**YOUR INSTRUCTIONS:**
Retrieve every line of the data holding the word "kind".

┌─ AVAILABLE DATA

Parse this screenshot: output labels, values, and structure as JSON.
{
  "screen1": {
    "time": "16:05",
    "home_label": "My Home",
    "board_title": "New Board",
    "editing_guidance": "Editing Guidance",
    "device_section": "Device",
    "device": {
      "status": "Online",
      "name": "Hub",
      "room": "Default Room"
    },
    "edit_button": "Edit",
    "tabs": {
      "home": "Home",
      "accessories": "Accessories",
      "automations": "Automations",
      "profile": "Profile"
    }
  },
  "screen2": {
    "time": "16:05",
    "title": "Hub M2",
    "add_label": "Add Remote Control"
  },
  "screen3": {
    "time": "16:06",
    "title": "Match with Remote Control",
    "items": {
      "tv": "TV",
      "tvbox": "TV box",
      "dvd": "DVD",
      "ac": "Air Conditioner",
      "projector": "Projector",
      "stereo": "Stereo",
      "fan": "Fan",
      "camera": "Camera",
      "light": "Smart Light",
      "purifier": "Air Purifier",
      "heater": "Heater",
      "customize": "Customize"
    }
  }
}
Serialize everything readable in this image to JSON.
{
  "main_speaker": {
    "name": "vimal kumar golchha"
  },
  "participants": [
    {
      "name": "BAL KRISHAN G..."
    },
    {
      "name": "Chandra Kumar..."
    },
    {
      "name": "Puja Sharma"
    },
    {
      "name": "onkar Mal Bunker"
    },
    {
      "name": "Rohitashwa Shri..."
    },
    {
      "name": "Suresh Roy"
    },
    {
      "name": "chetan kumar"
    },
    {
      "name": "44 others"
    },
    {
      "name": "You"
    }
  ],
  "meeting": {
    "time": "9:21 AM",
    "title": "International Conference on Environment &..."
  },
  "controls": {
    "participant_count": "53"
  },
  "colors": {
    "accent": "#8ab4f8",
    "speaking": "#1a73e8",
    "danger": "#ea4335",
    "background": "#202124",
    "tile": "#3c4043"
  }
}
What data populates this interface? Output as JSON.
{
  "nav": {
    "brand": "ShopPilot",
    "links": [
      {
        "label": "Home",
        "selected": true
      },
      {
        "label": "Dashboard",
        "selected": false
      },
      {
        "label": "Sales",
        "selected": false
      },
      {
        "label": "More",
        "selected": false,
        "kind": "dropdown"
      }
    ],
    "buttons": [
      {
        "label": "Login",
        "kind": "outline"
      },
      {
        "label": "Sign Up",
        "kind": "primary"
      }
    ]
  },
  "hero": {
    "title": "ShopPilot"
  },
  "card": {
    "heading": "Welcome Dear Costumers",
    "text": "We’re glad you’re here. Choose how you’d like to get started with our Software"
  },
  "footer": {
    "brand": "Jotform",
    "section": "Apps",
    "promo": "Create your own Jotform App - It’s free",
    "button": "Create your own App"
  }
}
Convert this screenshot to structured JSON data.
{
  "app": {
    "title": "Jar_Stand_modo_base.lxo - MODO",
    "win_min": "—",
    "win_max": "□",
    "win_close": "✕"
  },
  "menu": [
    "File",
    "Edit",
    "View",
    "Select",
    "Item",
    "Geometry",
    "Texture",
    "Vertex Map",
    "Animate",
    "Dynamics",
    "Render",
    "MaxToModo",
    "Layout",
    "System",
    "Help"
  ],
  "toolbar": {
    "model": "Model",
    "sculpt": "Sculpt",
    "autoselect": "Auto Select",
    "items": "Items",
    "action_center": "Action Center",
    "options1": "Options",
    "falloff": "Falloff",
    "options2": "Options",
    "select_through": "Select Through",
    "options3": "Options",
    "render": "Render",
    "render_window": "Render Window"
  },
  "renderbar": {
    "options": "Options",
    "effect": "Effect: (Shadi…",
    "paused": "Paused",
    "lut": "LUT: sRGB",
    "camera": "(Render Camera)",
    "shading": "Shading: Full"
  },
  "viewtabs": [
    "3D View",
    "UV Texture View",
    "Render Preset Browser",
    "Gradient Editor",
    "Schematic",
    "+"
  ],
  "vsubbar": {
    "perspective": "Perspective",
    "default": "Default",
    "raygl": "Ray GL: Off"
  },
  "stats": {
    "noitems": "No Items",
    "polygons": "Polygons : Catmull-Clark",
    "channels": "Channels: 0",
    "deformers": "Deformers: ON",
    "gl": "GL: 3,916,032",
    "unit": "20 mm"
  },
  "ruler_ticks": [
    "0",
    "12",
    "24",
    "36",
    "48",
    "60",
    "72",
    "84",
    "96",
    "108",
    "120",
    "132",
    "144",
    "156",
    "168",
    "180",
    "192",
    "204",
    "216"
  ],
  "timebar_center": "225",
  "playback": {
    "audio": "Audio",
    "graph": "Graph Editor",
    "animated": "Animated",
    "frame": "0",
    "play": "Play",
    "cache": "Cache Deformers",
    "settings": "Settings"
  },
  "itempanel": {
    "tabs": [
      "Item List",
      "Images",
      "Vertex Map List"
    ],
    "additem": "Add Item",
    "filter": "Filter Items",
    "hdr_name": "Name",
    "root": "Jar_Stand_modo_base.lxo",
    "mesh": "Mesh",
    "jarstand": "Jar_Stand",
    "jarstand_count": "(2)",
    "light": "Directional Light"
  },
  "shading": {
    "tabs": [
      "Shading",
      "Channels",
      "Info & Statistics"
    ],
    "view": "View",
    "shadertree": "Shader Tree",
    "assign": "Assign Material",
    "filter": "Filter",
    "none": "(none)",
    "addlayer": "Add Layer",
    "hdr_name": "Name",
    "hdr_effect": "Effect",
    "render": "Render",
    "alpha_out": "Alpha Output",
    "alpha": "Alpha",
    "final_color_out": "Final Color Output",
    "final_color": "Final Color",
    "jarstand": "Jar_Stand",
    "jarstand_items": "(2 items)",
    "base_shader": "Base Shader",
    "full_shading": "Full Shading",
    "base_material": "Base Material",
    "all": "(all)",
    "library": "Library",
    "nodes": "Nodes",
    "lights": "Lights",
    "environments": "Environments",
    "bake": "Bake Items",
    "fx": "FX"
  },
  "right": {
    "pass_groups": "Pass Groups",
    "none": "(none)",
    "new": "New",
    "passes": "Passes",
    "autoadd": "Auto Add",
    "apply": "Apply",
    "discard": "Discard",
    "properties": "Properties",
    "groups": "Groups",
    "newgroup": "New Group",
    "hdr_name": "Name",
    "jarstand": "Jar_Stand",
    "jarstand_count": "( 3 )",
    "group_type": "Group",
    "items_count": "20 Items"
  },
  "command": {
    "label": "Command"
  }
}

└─

**RESULT BELOW:**
        "kind": "dropdown"
        "kind": "outline"
        "kind": "primary"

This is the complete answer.